For me the fictional world follows from my imaginary historical background, because it determines the existing conditions and the time frame. After that, I lose control—believe it or not—and I become a reader of the story. Yes, reader. I have no outline or preconceived notion of what will or should happen. The protagonist discovers the world, magic, and people as she or he journeys through life. So in a sense, the fictional worlds I write about just happen, which eliminates all the headaches, writer's block, and messy details of making up a fictional world. It may sound strange, but it works for me!
Tell us about your most recent main character. Would we want to share a meal with them? Why?
Many meals. Nadya is an interesting young woman who loves taking things apart to determine how they work, is not out to proved anything to anyone, and wishes to be judged on performance. Definitely someone who believes actions speak louder than words. She has a satisfying job but even as a young girl, dreams of seeing new worlds and meeting aliens. A compulsion so overpowering, she's willing to participate in an experimental project to host an intelligent parasite for the opportunity to fulfill those dreams. But the program requires her to be tattooed for identification, which marks her as an alien and subjects her to a variety of reactions from those she meets and interfaces with: fear of being infected, disgust that she allowed a parasite to infect her, and a hatred of anything alien. Nadya finds her parasite has an outrageous sense of humor, which helps her survive the almost daily harrassment. And the Riss's ability to control her neurological system, helps Nayda survive the multiple attempts on her life.
What about the villain of your most recent novel. How did you make them up? Would we be scared to meet them in a dark alley?
Again, villains happen as Nadya journeys through her life. She finds many antagonists: crew who hate her for being alien, those who feel she is an abomination, those who want her and the program terminated, and the raiders who come to consider her a dybbuk—demon—the cause of their bad luck and want her assassinated.
What is your next project?
My next novel has just been published, The Kazak Guardians, an Urban Fantasy. The imaginary background is that a group of men from Kazakhstan began a small bodyguard firm in Chicago during the roaring 20s when Prohibition existed and crime flurished. Their reputation grew over time, and they became the agency of choice for the rich and famous. But as demand for their services grew, they had trouble hiring people who met their high standards, so they started a school which eliminated all but the best. During the sixties, a powerful, unidentified group took control of the firm, and they became dedicated to guarding persons whose death would be detrimental to the interests of the United States. The heroine, runs away from the latest foster homes, looking for a new life. Through a friend she finds out about a unique school that trains elite bodyguards to defend America's VIPs against thugs, extremists, and profession Assassins with super abilities: Ghosts who can make themselves almost invisible, Illusionists, who can look like anyone, Liars who can tell lies everyone believes, and others. The story is about her life as a Kazak Guardian. Even I was shocked by the events of her journey.
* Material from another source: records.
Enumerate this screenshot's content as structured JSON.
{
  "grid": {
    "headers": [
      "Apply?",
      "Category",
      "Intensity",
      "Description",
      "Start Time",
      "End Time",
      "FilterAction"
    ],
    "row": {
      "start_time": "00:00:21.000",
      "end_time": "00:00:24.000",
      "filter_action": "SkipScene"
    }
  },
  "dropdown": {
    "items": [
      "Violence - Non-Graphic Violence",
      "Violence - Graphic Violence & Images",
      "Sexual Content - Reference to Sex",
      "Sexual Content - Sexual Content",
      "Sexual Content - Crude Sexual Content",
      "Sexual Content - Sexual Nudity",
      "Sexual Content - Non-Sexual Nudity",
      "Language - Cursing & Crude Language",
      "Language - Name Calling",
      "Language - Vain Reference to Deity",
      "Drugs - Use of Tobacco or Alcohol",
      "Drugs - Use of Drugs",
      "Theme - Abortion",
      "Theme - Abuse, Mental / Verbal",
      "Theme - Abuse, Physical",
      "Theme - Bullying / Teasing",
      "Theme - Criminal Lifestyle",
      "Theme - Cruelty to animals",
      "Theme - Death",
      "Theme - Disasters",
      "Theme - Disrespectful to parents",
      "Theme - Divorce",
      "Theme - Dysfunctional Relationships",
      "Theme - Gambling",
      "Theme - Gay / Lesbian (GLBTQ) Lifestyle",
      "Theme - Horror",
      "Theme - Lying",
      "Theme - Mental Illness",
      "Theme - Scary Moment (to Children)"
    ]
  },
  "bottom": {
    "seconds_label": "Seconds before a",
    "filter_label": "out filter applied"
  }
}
You will find Clem's novels such as The Kazak Guardians and The Riss Gamble as well as novels he and I co-authored such as Talon of the Unnamed Goddess and Blood Duty on Amazon and other online retailers.